**What to do**
Give the listing below again in full, exactly as written.

START Data provided

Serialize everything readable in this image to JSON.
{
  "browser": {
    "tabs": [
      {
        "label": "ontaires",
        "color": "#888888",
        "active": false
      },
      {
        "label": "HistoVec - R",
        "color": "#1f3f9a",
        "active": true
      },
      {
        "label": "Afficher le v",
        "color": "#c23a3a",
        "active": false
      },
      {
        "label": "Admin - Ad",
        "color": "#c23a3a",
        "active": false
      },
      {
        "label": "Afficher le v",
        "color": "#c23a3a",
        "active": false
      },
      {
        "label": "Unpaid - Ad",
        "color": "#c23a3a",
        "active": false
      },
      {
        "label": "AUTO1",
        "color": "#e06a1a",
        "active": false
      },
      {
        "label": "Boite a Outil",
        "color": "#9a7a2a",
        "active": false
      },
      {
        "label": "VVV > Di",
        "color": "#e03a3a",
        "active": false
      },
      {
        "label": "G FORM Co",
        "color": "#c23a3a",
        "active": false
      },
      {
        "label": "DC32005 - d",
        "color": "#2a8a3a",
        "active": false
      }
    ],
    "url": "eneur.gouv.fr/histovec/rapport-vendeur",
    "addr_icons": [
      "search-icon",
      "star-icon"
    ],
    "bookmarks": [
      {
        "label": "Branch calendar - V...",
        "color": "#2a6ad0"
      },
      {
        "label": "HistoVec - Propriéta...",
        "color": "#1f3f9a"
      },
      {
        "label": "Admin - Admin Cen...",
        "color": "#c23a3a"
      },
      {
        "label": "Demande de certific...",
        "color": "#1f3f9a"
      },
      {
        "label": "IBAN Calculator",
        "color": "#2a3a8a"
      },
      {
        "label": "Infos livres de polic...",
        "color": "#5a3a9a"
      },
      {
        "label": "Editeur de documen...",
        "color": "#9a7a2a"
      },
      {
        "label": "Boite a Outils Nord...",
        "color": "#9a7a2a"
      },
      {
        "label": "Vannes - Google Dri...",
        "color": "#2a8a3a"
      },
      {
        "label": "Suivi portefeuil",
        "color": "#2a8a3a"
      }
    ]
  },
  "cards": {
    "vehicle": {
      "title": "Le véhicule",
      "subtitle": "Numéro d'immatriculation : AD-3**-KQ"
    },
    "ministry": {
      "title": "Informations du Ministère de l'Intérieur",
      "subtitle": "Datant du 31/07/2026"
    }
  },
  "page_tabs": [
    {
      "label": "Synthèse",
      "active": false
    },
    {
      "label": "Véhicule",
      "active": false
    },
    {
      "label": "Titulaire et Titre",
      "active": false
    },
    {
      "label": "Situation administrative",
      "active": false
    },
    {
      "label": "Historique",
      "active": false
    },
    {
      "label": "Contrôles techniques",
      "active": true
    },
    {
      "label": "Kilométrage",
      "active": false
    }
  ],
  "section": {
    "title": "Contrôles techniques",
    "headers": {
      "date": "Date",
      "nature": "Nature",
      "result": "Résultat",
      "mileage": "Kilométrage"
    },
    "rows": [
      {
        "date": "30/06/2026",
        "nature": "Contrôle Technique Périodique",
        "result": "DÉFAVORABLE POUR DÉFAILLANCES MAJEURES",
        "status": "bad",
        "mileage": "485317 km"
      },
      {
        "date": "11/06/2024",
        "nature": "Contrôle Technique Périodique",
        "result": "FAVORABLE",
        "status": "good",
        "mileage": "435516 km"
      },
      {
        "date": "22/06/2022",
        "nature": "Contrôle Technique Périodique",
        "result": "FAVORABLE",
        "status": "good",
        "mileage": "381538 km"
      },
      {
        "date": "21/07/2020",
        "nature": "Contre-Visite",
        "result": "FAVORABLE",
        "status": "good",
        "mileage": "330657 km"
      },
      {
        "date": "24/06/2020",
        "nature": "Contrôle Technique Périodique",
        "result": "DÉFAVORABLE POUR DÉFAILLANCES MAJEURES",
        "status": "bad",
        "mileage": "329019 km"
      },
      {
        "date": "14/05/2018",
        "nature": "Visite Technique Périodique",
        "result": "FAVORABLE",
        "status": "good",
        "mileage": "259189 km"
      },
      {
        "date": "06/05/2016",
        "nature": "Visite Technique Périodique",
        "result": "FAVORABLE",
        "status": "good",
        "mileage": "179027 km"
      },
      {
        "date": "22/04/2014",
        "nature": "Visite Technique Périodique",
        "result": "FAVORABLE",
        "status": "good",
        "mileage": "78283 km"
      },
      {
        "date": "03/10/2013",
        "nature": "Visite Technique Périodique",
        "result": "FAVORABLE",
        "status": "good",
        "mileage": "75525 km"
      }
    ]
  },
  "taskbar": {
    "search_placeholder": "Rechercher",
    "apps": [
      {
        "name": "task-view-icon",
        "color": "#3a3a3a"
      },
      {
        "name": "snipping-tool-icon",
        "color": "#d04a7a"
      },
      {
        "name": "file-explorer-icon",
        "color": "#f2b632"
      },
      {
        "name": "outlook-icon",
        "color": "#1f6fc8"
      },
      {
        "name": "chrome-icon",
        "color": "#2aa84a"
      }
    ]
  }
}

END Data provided

**Response area**
Serialize everything readable in this image to JSON.
{
  "browser": {
    "tabs": [
      {
        "label": "ontaires",
        "color": "#888888",
        "active": false
      },
      {
        "label": "HistoVec - R",
        "color": "#1f3f9a",
        "active": true
      },
      {
        "label": "Afficher le v",
        "color": "#c23a3a",
        "active": false
      },
      {
        "label": "Admin - Ad",
        "color": "#c23a3a",
        "active": false
      },
      {
        "label": "Afficher le v",
        "color": "#c23a3a",
        "active": false
      },
      {
        "label": "Unpaid - Ad",
        "color": "#c23a3a",
        "active": false
      },
      {
        "label": "AUTO1",
        "color": "#e06a1a",
        "active": false
      },
      {
        "label": "Boite a Outil",
        "color": "#9a7a2a",
        "active": false
      },
      {
        "label": "VVV > Di",
        "color": "#e03a3a",
        "active": false
      },
      {
        "label": "G FORM Co",
        "color": "#c23a3a",
        "active": false
      },
      {
        "label": "DC32005 - d",
        "color": "#2a8a3a",
        "active": false
      }
    ],
    "url": "eneur.gouv.fr/histovec/rapport-vendeur",
    "addr_icons": [
      "search-icon",
      "star-icon"
    ],
    "bookmarks": [
      {
        "label": "Branch calendar - V...",
        "color": "#2a6ad0"
      },
      {
        "label": "HistoVec - Propriéta...",
        "color": "#1f3f9a"
      },
      {
        "label": "Admin - Admin Cen...",
        "color": "#c23a3a"
      },
      {
        "label": "Demande de certific...",
        "color": "#1f3f9a"
      },
      {
        "label": "IBAN Calculator",
        "color": "#2a3a8a"
      },
      {
        "label": "Infos livres de polic...",
        "color": "#5a3a9a"
      },
      {
        "label": "Editeur de documen...",
        "color": "#9a7a2a"
      },
      {
        "label": "Boite a Outils Nord...",
        "color": "#9a7a2a"
      },
      {
        "label": "Vannes - Google Dri...",
        "color": "#2a8a3a"
      },
      {
        "label": "Suivi portefeuil",
        "color": "#2a8a3a"
      }
    ]
  },
  "cards": {
    "vehicle": {
      "title": "Le véhicule",
      "subtitle": "Numéro d'immatriculation : AD-3**-KQ"
    },
    "ministry": {
      "title": "Informations du Ministère de l'Intérieur",
      "subtitle": "Datant du 31/07/2026"
    }
  },
  "page_tabs": [
    {
      "label": "Synthèse",
      "active": false
    },
    {
      "label": "Véhicule",
      "active": false
    },
    {
      "label": "Titulaire et Titre",
      "active": false
    },
    {
      "label": "Situation administrative",
      "active": false
    },
    {
      "label": "Historique",
      "active": false
    },
    {
      "label": "Contrôles techniques",
      "active": true
    },
    {
      "label": "Kilométrage",
      "active": false
    }
  ],
  "section": {
    "title": "Contrôles techniques",
    "headers": {
      "date": "Date",
      "nature": "Nature",
      "result": "Résultat",
      "mileage": "Kilométrage"
    },
    "rows": [
      {
        "date": "30/06/2026",
        "nature": "Contrôle Technique Périodique",
        "result": "DÉFAVORABLE POUR DÉFAILLANCES MAJEURES",
        "status": "bad",
        "mileage": "485317 km"
      },
      {
        "date": "11/06/2024",
        "nature": "Contrôle Technique Périodique",
        "result": "FAVORABLE",
        "status": "good",
        "mileage": "435516 km"
      },
      {
        "date": "22/06/2022",
        "nature": "Contrôle Technique Périodique",
        "result": "FAVORABLE",
        "status": "good",
        "mileage": "381538 km"
      },
      {
        "date": "21/07/2020",
        "nature": "Contre-Visite",
        "result": "FAVORABLE",
        "status": "good",
        "mileage": "330657 km"
      },
      {
        "date": "24/06/2020",
        "nature": "Contrôle Technique Périodique",
        "result": "DÉFAVORABLE POUR DÉFAILLANCES MAJEURES",
        "status": "bad",
        "mileage": "329019 km"
      },
      {
        "date": "14/05/2018",
        "nature": "Visite Technique Périodique",
        "result": "FAVORABLE",
        "status": "good",
        "mileage": "259189 km"
      },
      {
        "date": "06/05/2016",
        "nature": "Visite Technique Périodique",
        "result": "FAVORABLE",
        "status": "good",
        "mileage": "179027 km"
      },
      {
        "date": "22/04/2014",
        "nature": "Visite Technique Périodique",
        "result": "FAVORABLE",
        "status": "good",
        "mileage": "78283 km"
      },
      {
        "date": "03/10/2013",
        "nature": "Visite Technique Périodique",
        "result": "FAVORABLE",
        "status": "good",
        "mileage": "75525 km"
      }
    ]
  },
  "taskbar": {
    "search_placeholder": "Rechercher",
    "apps": [
      {
        "name": "task-view-icon",
        "color": "#3a3a3a"
      },
      {
        "name": "snipping-tool-icon",
        "color": "#d04a7a"
      },
      {
        "name": "file-explorer-icon",
        "color": "#f2b632"
      },
      {
        "name": "outlook-icon",
        "color": "#1f6fc8"
      },
      {
        "name": "chrome-icon",
        "color": "#2aa84a"
      }
    ]
  }
}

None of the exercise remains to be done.